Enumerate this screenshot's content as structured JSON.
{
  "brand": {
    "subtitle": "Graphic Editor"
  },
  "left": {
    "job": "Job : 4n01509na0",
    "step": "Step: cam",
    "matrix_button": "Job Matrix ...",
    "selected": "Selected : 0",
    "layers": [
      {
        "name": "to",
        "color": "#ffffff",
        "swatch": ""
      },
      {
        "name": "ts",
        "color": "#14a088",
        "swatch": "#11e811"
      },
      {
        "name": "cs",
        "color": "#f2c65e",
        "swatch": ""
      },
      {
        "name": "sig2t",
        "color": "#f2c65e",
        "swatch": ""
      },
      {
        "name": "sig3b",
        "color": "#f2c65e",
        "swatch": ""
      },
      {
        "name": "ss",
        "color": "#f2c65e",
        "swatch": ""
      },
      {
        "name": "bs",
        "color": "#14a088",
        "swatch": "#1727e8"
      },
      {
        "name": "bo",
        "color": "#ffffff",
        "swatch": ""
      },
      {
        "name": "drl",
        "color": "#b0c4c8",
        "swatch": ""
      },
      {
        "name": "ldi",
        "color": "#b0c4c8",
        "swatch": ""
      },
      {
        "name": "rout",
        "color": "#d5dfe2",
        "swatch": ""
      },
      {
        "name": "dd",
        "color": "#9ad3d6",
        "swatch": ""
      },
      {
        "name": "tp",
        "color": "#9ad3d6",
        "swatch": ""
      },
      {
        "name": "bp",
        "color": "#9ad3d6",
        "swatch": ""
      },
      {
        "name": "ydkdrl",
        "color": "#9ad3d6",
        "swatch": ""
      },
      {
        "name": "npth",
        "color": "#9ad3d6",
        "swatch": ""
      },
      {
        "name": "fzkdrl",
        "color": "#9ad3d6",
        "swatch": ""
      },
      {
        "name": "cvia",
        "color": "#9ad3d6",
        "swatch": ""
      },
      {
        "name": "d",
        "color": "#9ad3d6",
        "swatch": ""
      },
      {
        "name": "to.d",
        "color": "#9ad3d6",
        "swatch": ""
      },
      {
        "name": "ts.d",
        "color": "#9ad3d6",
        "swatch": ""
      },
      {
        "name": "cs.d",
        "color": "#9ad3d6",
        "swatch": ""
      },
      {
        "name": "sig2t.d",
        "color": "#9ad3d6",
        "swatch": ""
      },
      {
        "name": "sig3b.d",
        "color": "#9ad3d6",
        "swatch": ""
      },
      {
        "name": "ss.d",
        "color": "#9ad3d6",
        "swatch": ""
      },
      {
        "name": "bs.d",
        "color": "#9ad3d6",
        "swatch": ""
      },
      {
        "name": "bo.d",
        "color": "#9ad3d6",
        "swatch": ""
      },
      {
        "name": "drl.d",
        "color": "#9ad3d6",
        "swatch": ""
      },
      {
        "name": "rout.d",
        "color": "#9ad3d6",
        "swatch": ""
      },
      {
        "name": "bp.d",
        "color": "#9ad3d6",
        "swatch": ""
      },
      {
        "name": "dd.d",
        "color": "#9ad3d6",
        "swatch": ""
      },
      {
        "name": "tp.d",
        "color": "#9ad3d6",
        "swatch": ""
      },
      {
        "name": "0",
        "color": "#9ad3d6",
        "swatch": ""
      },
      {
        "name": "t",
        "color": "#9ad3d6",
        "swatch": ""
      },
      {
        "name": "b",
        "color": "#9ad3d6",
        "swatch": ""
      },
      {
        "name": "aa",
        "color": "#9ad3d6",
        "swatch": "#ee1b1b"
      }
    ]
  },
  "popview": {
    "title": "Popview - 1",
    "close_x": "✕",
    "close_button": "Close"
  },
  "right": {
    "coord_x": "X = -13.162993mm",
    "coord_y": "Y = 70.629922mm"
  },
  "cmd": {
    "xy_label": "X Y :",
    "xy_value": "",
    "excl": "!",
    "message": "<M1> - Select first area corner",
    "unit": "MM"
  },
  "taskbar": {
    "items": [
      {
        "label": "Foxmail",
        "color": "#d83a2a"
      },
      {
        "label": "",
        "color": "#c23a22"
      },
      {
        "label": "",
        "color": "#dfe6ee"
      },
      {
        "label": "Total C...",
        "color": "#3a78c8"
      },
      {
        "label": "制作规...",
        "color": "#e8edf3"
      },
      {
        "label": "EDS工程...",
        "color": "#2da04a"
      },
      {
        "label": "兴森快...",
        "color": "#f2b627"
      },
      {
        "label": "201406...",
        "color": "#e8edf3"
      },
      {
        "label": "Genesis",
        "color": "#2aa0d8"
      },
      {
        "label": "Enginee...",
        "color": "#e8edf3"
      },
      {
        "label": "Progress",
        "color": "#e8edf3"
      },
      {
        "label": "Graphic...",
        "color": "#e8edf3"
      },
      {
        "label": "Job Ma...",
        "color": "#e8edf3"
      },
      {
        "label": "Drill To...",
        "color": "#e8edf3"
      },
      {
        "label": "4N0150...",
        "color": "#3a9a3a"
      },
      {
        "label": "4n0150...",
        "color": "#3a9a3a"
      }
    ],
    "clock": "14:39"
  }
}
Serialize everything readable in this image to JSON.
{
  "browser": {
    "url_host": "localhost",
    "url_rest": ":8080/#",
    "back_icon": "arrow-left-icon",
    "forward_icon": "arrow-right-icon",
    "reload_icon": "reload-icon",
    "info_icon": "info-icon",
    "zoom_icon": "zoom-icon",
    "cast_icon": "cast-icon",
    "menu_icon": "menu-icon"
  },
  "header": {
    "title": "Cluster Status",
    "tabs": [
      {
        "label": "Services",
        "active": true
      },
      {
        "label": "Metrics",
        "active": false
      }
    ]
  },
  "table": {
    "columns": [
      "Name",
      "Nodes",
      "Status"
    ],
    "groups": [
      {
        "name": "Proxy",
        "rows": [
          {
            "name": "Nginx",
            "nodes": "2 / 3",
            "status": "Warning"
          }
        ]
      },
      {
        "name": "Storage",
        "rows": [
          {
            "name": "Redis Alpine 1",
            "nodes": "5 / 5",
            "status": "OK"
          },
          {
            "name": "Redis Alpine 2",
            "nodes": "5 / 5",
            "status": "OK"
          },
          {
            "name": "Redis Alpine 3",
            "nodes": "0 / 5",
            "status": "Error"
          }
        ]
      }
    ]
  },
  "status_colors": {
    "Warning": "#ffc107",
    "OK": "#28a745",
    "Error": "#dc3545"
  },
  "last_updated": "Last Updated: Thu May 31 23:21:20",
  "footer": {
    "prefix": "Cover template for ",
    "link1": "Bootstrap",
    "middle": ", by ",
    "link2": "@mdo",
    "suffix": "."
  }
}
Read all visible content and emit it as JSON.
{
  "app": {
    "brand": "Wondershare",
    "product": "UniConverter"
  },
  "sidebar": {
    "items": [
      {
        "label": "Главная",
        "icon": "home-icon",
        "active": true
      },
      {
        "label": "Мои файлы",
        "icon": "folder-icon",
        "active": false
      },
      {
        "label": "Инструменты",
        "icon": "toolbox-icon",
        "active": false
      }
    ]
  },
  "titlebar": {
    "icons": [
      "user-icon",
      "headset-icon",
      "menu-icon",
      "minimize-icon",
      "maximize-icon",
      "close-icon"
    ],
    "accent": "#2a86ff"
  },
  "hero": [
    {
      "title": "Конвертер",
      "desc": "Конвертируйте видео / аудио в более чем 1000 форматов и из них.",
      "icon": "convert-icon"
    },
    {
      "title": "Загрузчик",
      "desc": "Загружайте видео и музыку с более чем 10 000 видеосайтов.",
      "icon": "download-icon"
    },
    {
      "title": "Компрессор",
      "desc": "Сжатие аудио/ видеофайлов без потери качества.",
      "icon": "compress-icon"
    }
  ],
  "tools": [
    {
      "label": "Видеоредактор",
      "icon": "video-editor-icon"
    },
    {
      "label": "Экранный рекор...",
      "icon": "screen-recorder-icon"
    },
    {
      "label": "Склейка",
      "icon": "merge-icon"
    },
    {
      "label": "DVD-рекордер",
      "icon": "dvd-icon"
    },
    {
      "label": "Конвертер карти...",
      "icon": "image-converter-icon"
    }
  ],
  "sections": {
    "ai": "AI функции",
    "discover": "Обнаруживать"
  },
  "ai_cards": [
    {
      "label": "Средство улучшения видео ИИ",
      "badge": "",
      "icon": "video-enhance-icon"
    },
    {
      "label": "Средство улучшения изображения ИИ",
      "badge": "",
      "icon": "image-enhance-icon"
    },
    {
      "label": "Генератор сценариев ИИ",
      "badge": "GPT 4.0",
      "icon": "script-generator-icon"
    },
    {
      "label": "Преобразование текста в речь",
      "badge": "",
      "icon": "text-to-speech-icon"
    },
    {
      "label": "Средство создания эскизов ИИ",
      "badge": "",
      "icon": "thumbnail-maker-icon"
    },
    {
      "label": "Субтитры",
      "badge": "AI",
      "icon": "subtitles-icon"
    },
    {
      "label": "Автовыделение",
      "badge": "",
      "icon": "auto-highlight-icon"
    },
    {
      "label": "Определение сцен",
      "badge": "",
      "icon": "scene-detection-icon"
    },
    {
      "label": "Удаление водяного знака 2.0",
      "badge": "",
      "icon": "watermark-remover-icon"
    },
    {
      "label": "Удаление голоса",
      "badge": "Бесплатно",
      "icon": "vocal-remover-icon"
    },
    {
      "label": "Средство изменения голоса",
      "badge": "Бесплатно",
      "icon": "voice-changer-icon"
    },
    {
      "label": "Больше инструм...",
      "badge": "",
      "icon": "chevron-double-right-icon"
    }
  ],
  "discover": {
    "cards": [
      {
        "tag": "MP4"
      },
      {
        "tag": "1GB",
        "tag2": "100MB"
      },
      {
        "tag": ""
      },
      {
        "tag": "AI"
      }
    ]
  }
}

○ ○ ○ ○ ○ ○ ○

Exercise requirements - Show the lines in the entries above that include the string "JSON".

Response to this exercise -
Enumerate this screenshot's content as structured JSON.
Serialize everything readable in this image to JSON.
Read all visible content and emit it as JSON.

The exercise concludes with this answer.